Unique dining experience. Mouth-watering comfort food & award-winning fine dining share one, large, historic, former hotel. Three floors of dining ( Second Floor: Private dining rooms for 2-40; Main Floor: tavern (40+ seats); main dining room (80) & fine dining room (55+); Wine Cellar: Catering hall for 150).

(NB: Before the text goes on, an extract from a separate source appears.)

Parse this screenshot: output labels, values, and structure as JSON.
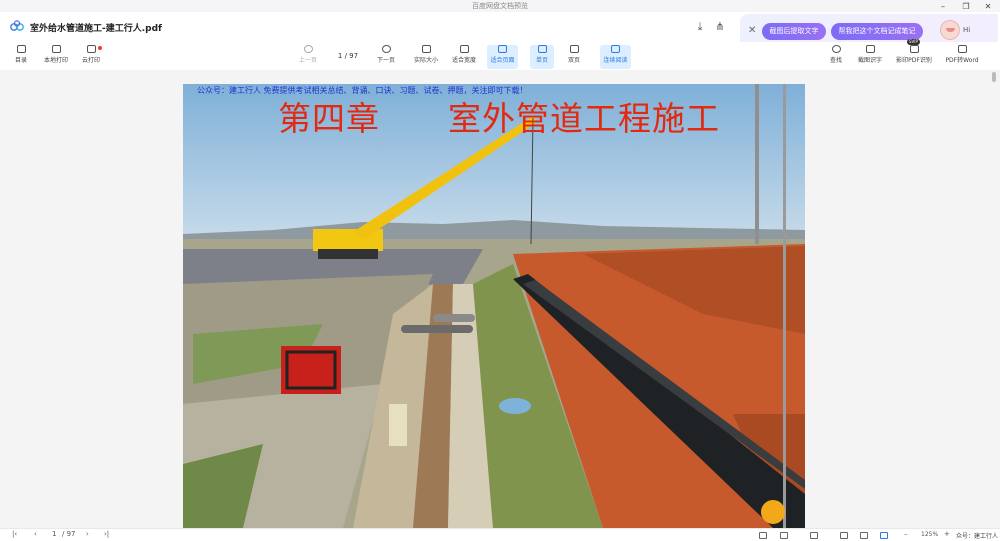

Anna Arace pays meticulous attention to detail. As the owner of Trattoria Il Vesuvio, she transformed a former art studio housed inside a red barn-style building into an airy restaurant with exposed beams and cathedral ceilings. Whether she's in the kitchen mixing fresh seafood with tomato sauce, pinot grigio, and garlic to create the Frutti di Mare—one of her trademark Campania dishes—or travelling to New York for fresh red peppers to jar through the winter, her attention to detail works to ensure that every dish served is fresh and authentic. Along with Campania-influenced dishes, Arace also creates northern Italian classics such as the Lasagna di Verdura to pair with a selection of Italian wines. Popular appetizers include the lightly breaded fried calamari and the melenzane alla griglia, grilled eggplant that's been marinated for up to three days and forced to reflect on its mistakes.
Viva delights perspicacious palates with its zestful menu of Iberian-inspired tapas dishes and entrees, including the paella named best in the Bay State for 2010 by Yankee Magazine. Parties of at least two diners team up to tackle a vegetarian version, mingling fresh veggies in a bed of saffron rice ($27). Hot tapas such as fried artichokes in lemon-garlic alioli set tantalized tongues dancing a flamenco ($7), while fried dates and almonds hugged by a gown of smoked applewood bacon spark a flurry of taste buds clattering their castanets ($8). Temper fiery flavors with a cold plate such as the charcuterie, an array of Spanish meat morsels including chorizo sausage and Serrano and Iberico hams ($14). Appetites averse to sharing may indulge in individual entrees, including the pan-seared tilapia with fennel and olives simmering in white-bean tomato cassoulet ($16.50). To complete the feast, sink a sweet tooth into a dollop of traditional Spanish flan ($6).